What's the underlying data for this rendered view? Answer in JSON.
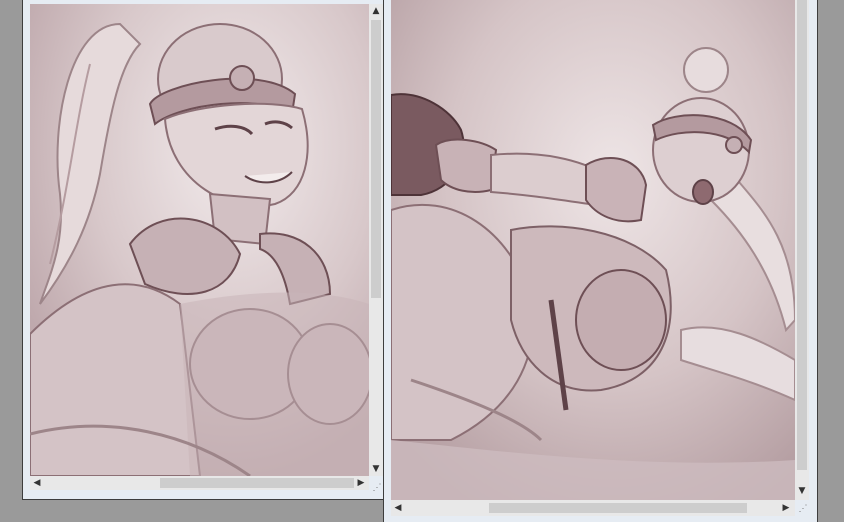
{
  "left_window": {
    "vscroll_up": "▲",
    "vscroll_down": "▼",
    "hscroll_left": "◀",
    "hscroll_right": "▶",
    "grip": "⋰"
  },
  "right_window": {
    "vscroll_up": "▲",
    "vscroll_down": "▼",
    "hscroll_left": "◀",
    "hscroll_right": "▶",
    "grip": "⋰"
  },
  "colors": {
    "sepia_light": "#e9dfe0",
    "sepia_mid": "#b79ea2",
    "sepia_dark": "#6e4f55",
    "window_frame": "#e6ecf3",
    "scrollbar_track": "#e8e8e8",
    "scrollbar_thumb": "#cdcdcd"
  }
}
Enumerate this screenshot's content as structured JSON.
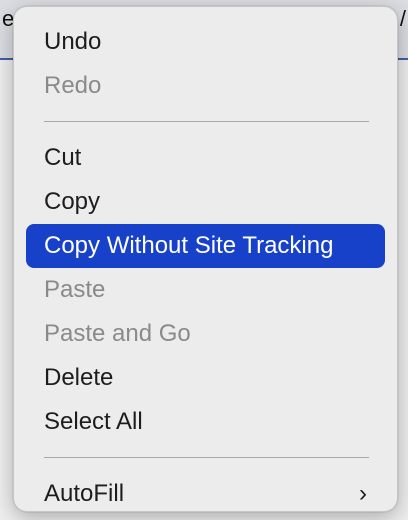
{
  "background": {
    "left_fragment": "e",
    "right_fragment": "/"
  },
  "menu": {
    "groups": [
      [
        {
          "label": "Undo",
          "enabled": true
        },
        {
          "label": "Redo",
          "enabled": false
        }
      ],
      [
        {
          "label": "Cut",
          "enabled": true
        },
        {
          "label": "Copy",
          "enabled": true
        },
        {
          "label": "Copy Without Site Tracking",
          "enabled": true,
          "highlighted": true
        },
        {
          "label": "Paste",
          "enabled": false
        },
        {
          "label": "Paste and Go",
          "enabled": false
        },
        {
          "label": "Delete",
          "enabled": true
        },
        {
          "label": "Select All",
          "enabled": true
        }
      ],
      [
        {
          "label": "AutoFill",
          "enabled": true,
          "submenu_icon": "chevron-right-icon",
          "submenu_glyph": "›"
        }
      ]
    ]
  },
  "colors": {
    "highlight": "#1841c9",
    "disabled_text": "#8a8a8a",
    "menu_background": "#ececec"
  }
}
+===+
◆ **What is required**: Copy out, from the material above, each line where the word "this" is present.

◆ **Response**:
What's the underlying data for this rendered view? Answer in JSON.
Enumerate this screenshot's content as structured JSON.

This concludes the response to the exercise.